For many years, the landowners debated over the location’s designation. There were plans to establish a botanic garden for world and biblical plants and the national centre for physical education. In the 1970s Keren Kayemet LeIsrael – Jewish National Fund received the mandate to manage the land, and during this period it planted groves of pine, cypress and other species throughout the park. In the mid-1980s the Society for Protection of Nature in Israel teamed up with Yad Hanadiv with the aim of turning the area into a park to be used by the public for different purposes.
The first action, strange as it may seem, was to discover the site’s hidden treasures. Field and landscape surveys and archaeological surveys indicated that there was more to it than met the eye. Also, the understanding of the local ecosystem was very limited, preventing intelligent development (that which prevents unintentional harm to local nature) of the site. In this light, it was decided to act simultaneously through several modes of action. One mode of action was research, putting understanding before action, from the notion that we must understand the natural conditions of the park before we try to change, shape or develop it. Despite our intensive research action we feel that there is still room for continued accumulation of knowledge. In this booklet you’ll find a concise survey of the research actions. Likewise, you’ll be able to enjoy the fruits of the different studies, as summarised in the different booklets available for the public.
The second mode of action was archaeological excavations and exposure of ancient sites of settlement in the park. Thus Horvat Aqav has been excavated, including restoration of its farmhouse

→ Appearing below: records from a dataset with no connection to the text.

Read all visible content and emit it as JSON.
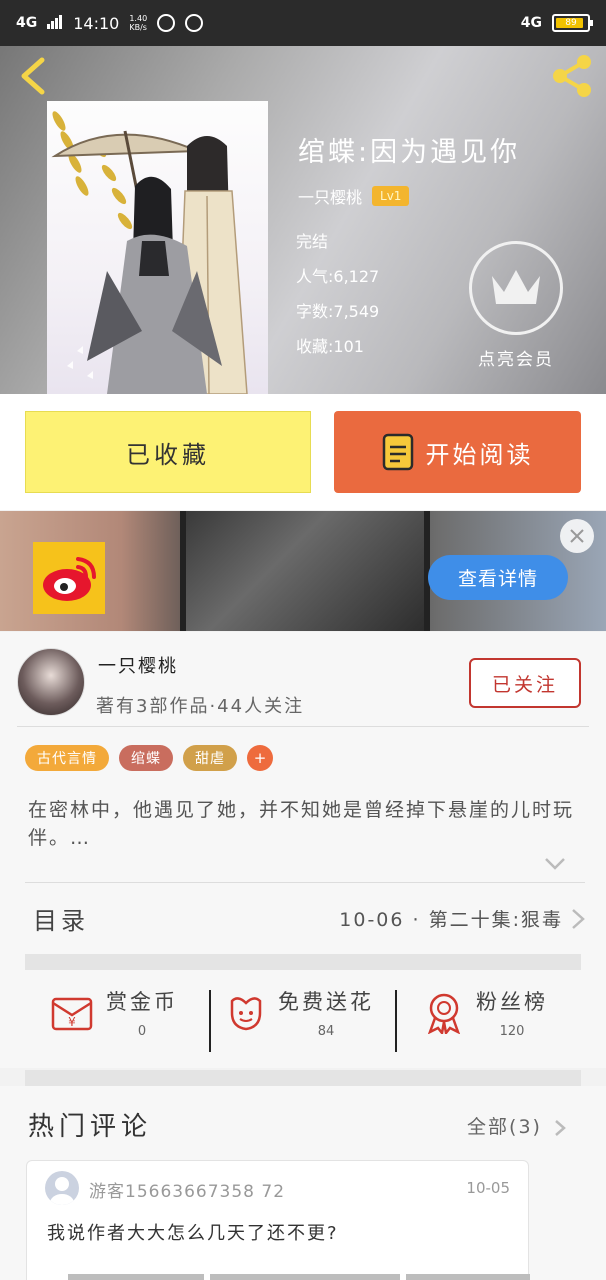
{
  "status_bar": {
    "network": "4G",
    "time": "14:10",
    "speed_value": "1.40",
    "speed_unit": "KB/s",
    "network_right": "4G",
    "battery_level": "89",
    "battery_fraction": 0.89
  },
  "header": {
    "book_title": "绾蝶:因为遇见你",
    "author": "一只樱桃",
    "author_level": "Lv1",
    "status": "完结",
    "popularity": "人气:6,127",
    "word_count": "字数:7,549",
    "favorites": "收藏:101",
    "vip_label": "点亮会员"
  },
  "actions": {
    "collect_label": "已收藏",
    "read_label": "开始阅读"
  },
  "ad": {
    "detail_label": "查看详情"
  },
  "author_card": {
    "name": "一只樱桃",
    "stats": "著有3部作品·44人关注",
    "follow_label": "已关注"
  },
  "tags": [
    {
      "label": "古代言情",
      "color": "#f3a93a"
    },
    {
      "label": "绾蝶",
      "color": "#c96d5e"
    },
    {
      "label": "甜虐",
      "color": "#d1a04a"
    }
  ],
  "tag_more": "+",
  "description": "在密林中，他遇见了她，并不知她是曾经掉下悬崖的儿时玩伴。…",
  "toc": {
    "label": "目录",
    "latest": "10-06 · 第二十集:狠毒"
  },
  "stats": [
    {
      "label": "赏金币",
      "value": "0",
      "icon": "red-envelope-icon"
    },
    {
      "label": "免费送花",
      "value": "84",
      "icon": "flower-icon"
    },
    {
      "label": "粉丝榜",
      "value": "120",
      "icon": "medal-icon"
    }
  ],
  "comments": {
    "title": "热门评论",
    "all_label": "全部(3)",
    "items": [
      {
        "user": "游客15663667358 72",
        "time": "10-05",
        "text": "我说作者大大怎么几天了还不更?"
      }
    ]
  },
  "colors": {
    "accent_orange": "#ea6a3f",
    "collect_yellow": "#fdf274",
    "follow_red": "#c2362f",
    "ad_blue": "#3f8ee8"
  }
}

containing a range of agricultural facilities; Horvat Aleq is still being excavated; and Ein Zur (Ein Um el Aleq) and its accompanying water system (tunnel, aqueduct, Roman pool and bathhouse) has been excavated and restored for our enjoyment. Similarly, an ancient cemetery (tumulus field) was identified to the south of the park and cleaned (see the chapter on archaeology).

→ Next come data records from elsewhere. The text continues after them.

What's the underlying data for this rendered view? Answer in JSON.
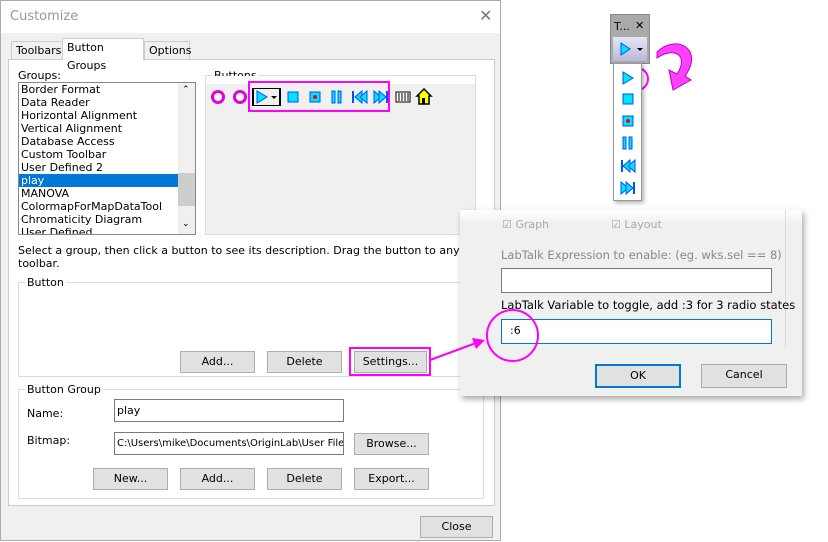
{
  "dialog": {
    "title": "Customize",
    "tabs": [
      "Toolbars",
      "Button Groups",
      "Options"
    ],
    "groups_label": "Groups:",
    "groups": [
      "Border Format",
      "Data Reader",
      "Horizontal Alignment",
      "Vertical Alignment",
      "Database Access",
      "Custom Toolbar",
      "User Defined 2",
      "play",
      "MANOVA",
      "ColormapForMapDataTool",
      "Chromaticity Diagram",
      "User Defined"
    ],
    "selected_group": "play",
    "buttons_label": "Buttons",
    "buttons_icons": [
      "down-arrow-circle-icon",
      "down-arrow-circle-icon",
      "play-dropdown-icon",
      "stop-icon",
      "record-icon",
      "pause-icon",
      "rewind-icon",
      "fast-forward-icon",
      "equalizer-icon",
      "house-icon"
    ],
    "hint": "Select a group, then click a button to see its description. Drag the button to any toolbar.",
    "button_section": {
      "label": "Button",
      "add": "Add...",
      "delete": "Delete",
      "settings": "Settings..."
    },
    "group_section": {
      "label": "Button Group",
      "name_label": "Name:",
      "name_value": "play",
      "bitmap_label": "Bitmap:",
      "bitmap_value": "C:\\Users\\mike\\Documents\\OriginLab\\User File",
      "browse": "Browse...",
      "new": "New...",
      "add": "Add...",
      "delete": "Delete",
      "export": "Export..."
    },
    "close": "Close"
  },
  "settings": {
    "graph": "Graph",
    "layout": "Layout",
    "expr_label": "LabTalk Expression to enable: (eg. wks.sel == 8)",
    "expr_value": "",
    "var_label": "LabTalk Variable to toggle, add :3 for 3 radio states",
    "var_value": ":6",
    "ok": "OK",
    "cancel": "Cancel"
  },
  "toolbar": {
    "title": "T...",
    "close": "✕",
    "items": [
      "play-icon",
      "stop-icon",
      "record-icon",
      "pause-icon",
      "rewind-icon",
      "fast-forward-icon"
    ]
  },
  "colors": {
    "highlight": "#ff00ff",
    "selection": "#0078d7",
    "icon": "#00e5ff"
  }
}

The third mode of action was to prepare the park for visitors. A network of walking trails leading to the main sites in the park was set up. Most of the trails are circular – they begin and end in the Memorial Garden. The trails have different levels of difficulty and are well marked, and each trail has its own information booklet.